[Start of Attachment]

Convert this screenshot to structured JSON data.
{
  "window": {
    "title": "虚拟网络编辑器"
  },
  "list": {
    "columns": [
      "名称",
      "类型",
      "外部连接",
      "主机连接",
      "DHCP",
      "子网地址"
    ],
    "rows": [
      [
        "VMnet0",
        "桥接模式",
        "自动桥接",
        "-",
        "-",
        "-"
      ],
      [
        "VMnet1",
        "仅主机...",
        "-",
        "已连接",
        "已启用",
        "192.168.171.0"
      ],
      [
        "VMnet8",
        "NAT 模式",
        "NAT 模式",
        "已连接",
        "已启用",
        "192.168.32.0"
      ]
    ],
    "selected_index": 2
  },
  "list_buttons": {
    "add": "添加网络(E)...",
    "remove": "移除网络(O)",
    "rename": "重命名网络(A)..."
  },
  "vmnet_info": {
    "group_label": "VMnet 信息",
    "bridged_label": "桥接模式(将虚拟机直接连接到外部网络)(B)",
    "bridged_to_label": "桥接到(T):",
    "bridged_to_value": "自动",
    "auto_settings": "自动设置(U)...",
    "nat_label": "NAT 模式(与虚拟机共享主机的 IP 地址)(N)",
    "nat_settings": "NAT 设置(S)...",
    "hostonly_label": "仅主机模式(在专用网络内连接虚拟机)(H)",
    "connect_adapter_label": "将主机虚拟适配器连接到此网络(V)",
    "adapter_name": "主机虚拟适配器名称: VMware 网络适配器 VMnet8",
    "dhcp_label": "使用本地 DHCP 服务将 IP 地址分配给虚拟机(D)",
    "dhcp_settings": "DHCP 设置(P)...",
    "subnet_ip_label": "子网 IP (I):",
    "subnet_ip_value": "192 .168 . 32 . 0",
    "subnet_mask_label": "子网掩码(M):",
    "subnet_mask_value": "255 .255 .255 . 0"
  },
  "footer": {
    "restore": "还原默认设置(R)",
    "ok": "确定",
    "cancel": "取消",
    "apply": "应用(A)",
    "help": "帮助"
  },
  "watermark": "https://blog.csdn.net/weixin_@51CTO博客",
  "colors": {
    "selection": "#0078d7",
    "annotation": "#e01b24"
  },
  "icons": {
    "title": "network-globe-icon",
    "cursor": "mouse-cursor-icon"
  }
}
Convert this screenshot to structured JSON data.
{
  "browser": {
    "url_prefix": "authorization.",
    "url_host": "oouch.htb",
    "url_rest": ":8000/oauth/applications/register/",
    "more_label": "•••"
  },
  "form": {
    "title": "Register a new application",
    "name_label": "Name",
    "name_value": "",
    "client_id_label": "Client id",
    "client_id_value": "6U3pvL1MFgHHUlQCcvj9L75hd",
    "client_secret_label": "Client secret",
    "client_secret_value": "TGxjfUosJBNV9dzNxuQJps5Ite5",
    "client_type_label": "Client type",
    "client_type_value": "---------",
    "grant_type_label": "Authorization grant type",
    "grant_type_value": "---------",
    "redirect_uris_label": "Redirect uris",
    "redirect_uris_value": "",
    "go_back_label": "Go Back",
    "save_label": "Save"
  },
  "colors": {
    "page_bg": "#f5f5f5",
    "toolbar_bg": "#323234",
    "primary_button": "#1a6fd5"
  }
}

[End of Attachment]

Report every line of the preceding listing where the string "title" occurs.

### Problem solution
    "title": "虚拟网络编辑器"
    "title": "network-globe-icon",
    "title": "Register a new application",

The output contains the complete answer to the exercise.